  46. Treinys R, Stončius D, Augutis D, Skuja S (2009) Breeding habitat of the black stork Ciconia nigra in Lithuania: implications for conservation planning. Balt For 15:33–40Google Scholar
  47. Treinys R, Dementavičius D, Mozgeris G, Skuja S, Rumbutis S, Stončius D (2011) Coexistence of protected avian predators: does a recovering population of White-tailed Eagle threaten to exclude other avian predators? Eur J Wildl Res 57:1165–1174. doi: 10.1007/s10344-011-0529-7 CrossRefGoogle Scholar
  48. Treinys R, Dementavičius D, Rumbutis S, Švažas S, Butkauskas D, Sruoga A, Dagys M (2016) Settlement, habitat preference, reproduction, and genetic diversity in recovering the white-tailed eagle Haliaeetus albicilla population. J Ornithol 157:311–323. doi: 10.1007/s10336-015-1280-8 CrossRefGoogle Scholar
  49. Vaitkuvienė D, Dagys M (2008) Report of the project “Lithuanian CORINE land cover 2006”. Vilniaus universiteto Ekologijos institutas, VilniusGoogle Scholar

Copyright information

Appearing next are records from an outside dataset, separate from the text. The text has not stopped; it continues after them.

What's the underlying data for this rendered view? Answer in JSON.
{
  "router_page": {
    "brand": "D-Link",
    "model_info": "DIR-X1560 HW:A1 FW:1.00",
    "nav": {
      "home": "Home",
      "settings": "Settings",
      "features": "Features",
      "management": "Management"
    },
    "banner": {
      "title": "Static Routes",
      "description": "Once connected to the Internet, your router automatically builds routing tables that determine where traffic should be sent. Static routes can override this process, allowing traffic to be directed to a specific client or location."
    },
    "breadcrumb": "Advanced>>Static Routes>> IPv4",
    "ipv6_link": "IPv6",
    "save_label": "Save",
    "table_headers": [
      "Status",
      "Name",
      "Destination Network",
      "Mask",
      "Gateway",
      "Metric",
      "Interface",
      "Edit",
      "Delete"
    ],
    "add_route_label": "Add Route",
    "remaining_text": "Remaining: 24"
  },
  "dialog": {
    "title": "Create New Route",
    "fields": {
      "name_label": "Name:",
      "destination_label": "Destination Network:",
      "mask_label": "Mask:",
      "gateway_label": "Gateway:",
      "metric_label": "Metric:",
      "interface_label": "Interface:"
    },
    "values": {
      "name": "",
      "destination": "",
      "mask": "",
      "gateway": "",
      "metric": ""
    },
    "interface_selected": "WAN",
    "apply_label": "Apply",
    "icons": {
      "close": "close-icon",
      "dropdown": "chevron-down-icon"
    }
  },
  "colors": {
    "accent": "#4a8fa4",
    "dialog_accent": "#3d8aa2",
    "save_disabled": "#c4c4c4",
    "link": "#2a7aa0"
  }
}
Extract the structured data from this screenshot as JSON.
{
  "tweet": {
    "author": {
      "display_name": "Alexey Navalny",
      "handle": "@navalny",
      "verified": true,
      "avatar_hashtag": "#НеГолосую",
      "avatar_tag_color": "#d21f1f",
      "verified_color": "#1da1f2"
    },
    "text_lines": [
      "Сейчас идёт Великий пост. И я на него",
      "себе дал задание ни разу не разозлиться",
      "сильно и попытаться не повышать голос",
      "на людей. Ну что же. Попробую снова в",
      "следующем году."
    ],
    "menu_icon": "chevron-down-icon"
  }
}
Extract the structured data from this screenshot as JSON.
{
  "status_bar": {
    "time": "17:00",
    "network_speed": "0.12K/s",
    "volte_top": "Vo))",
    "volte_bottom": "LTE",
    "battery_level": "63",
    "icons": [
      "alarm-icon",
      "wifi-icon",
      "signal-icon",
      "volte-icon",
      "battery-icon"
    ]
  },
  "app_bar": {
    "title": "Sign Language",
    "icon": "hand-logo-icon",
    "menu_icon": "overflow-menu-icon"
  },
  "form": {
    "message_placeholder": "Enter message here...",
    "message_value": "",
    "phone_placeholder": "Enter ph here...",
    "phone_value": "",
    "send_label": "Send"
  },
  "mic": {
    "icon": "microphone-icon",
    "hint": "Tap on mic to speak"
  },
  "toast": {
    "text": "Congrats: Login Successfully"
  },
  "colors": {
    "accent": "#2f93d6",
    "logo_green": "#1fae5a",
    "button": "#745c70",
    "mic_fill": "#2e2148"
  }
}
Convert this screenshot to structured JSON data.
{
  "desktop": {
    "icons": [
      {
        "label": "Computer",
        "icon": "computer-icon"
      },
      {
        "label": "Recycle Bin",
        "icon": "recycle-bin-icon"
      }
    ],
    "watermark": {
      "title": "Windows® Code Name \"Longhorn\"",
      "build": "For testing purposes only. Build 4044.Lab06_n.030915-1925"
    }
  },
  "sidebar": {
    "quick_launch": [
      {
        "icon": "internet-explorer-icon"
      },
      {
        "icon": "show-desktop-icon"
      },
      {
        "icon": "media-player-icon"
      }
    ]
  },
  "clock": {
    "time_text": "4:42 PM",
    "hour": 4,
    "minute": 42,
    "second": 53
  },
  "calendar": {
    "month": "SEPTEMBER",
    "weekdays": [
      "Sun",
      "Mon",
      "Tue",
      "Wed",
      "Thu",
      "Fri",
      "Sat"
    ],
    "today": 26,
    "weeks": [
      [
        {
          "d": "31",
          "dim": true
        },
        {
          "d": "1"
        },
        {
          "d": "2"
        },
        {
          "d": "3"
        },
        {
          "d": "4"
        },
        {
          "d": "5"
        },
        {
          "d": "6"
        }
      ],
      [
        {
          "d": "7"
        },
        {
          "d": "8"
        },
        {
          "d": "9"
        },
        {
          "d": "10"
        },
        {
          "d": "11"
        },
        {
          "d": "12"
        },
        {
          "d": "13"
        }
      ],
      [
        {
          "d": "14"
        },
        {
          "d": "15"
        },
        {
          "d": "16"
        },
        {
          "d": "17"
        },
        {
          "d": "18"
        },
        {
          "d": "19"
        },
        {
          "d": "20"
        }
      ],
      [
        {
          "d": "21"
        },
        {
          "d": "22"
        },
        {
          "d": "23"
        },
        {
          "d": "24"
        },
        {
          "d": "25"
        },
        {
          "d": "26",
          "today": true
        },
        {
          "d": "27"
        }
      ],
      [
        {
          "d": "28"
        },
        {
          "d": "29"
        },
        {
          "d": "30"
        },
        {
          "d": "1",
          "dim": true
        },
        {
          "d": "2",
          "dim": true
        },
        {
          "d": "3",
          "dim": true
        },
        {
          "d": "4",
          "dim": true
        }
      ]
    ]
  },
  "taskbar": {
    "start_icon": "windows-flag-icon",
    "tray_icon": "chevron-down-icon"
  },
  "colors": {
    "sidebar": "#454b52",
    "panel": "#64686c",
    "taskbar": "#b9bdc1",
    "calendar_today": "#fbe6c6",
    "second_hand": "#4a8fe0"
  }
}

© Springer-Verlag Berlin Heidelberg 2016

Authors and Affiliations

  • Rimgaudas Treinys
    • 1
    Email author
  • Gintautas Mozgeris
    • 2
  • Saulis Skuja
    • 3
  1. 1.Nature Research CentreVilniusLithuania
  2. 2.Institute of Forest Management and Wood ScienceAleksandras Stulginskis UniversityAkademija, Kaunas DistrictLithuania
  3. 3.Department of ZoologyVilnius UniversityVilniusLithuania

Personalised recommendations